...
That was a very insightful answer! Thanks.
You're welcome! I had to learn such things, too. Although I thought I already have some insight into optical physics.

Yet another thing, people quite often get confused with:
When you read about the "Total lens length" then this does not mean the physical length of the lens barrel but the length of the optical formula from front element to image plane.
To get the physical length you have to subtract the flange distance, eg. about 44 mm for EF/EF-S lenses.
 

Talys

Canon 6DII
Feb 16, 2017
2,052
317
Vancouver, BC
NancyP said:
The users of supertelephoto lenses are action photographers - sports or wildlife. Zero viewfinder lag is highly important to them, so the DSLR is the expected camera for these lenses.
Not only the lag I. The viewfinder, but the blackout when your eye isn't in the VF, but as it approaches the eyepiece.

It is there in all MILCs to save battery, and it is super annoying when shooting wildlife, as those are precious lost fractions of a second.
 

Busted Knuckles

Enjoy this breath and the next
Oct 2, 2013
203
0
Sorry for the hijack, just addressing the mirror issue..... With an "N" of 1. I used a Sony a6500 (mirror less APC) re: viewfinder. I turned off the screen and turned on the EVF to longest "on time" and then would occasionally do the 1/2 press to keep it turned o i.e. no start up lag, etc. (30 mins if memory serves me)

Shot over 6 hours on 1 little battery, chimping on the screen certainly kills battery.
-0- black out at 11 fps (tiny stutter but was able to keep all the birds in center frame all the time)
When I shot my 1dx EVERYONE within 50 meters knew I fired off a burst. When I shot the Sony NO ONE knew, even the guy 1 meter away. Virtually silent.

SOOOOOO. if you are into wildlife, the silence is golden. (though my otter shots came from my 1dx and his curiosity which was different than I expected)

I have both a 5d3 and a 1dx. 16-35 f4, 24 art, 50 art, 70-200 II, 150 -600 tammy, 90 T/S. All EF mounts. Rented Sony a6500, 5d4, 5dsR. (re-entered photo w/ a t3i which daughter now shoots occasionally) All told, quick file counts (don't delete anything, space is cheap) have the total frames at just below 250k

Skipping the 5d4/1dx2 generation. Looking forward to the 5dsR II (if it comes outs and wouldn't be so cool if it was mirror less).

All of this is to express - go rent one. Experience it. Yea the adapter kluge affected autofocus (cool Sony has peaking) but but but but but it is clear with a tech advancing (most places) as it is EVF will outperform the mirror - can't turn up the gain on a mirror like an EVF.

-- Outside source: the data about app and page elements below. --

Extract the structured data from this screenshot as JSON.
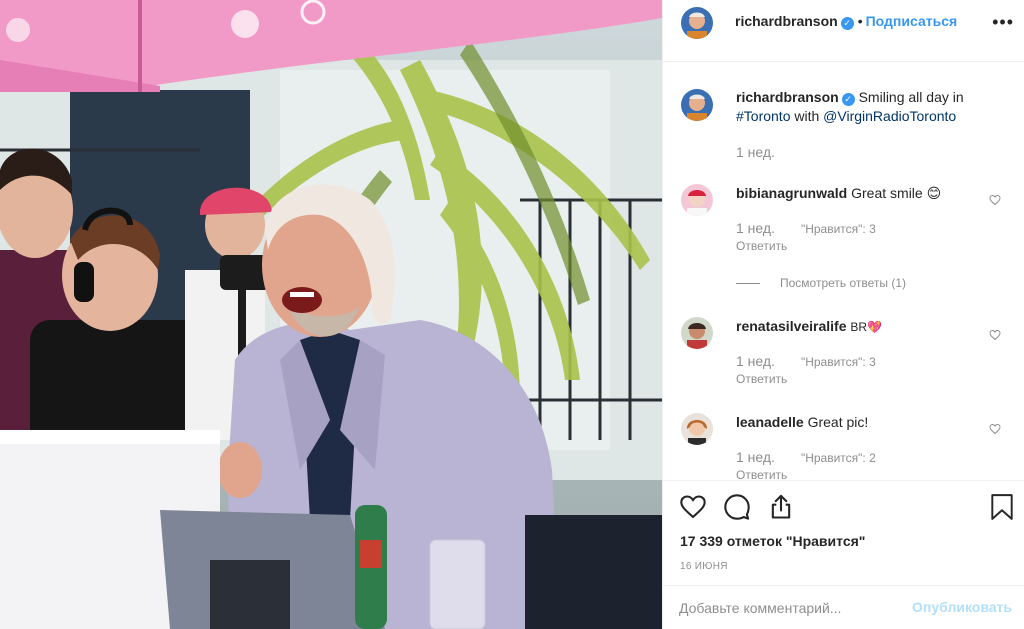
{
  "post": {
    "author": "richardbranson",
    "follow_label": "Подписаться",
    "more_label": "•••"
  },
  "caption": {
    "author": "richardbranson",
    "text_plain": "Smiling all day in",
    "hashtag": "#Toronto",
    "text_mid": "with",
    "mention": "@VirginRadioToronto",
    "time": "1 нед."
  },
  "comments": [
    {
      "author": "bibianagrunwald",
      "text": "Great smile 😊",
      "time": "1 нед.",
      "likes": "\"Нравится\": 3",
      "reply": "Ответить"
    },
    {
      "author": "renatasilveiralife",
      "text": "BR💖",
      "time": "1 нед.",
      "likes": "\"Нравится\": 3",
      "reply": "Ответить"
    },
    {
      "author": "leanadelle",
      "text": "Great pic!",
      "time": "1 нед.",
      "likes": "\"Нравится\": 2",
      "reply": "Ответить"
    }
  ],
  "view_replies": "Посмотреть ответы (1)",
  "likes_count": "17 339 отметок \"Нравится\"",
  "date": "16 ИЮНЯ",
  "comment_box": {
    "placeholder": "Добавьте комментарий...",
    "publish_label": "Опубликовать"
  },
  "colors": {
    "accent": "#3897f0",
    "muted": "#8e8e8e",
    "publish_disabled": "#b2dffc"
  },
  "icons": [
    "verified-badge-icon",
    "heart-icon",
    "comment-icon",
    "share-icon",
    "bookmark-icon",
    "small-heart-icon"
  ]
}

My experience leads me to pine for a Canon "pro" level mirror less. Wouldn't it be cool if they advance the SOA of the EVF and stick on the 5dSr replacement AND the 1Dx3.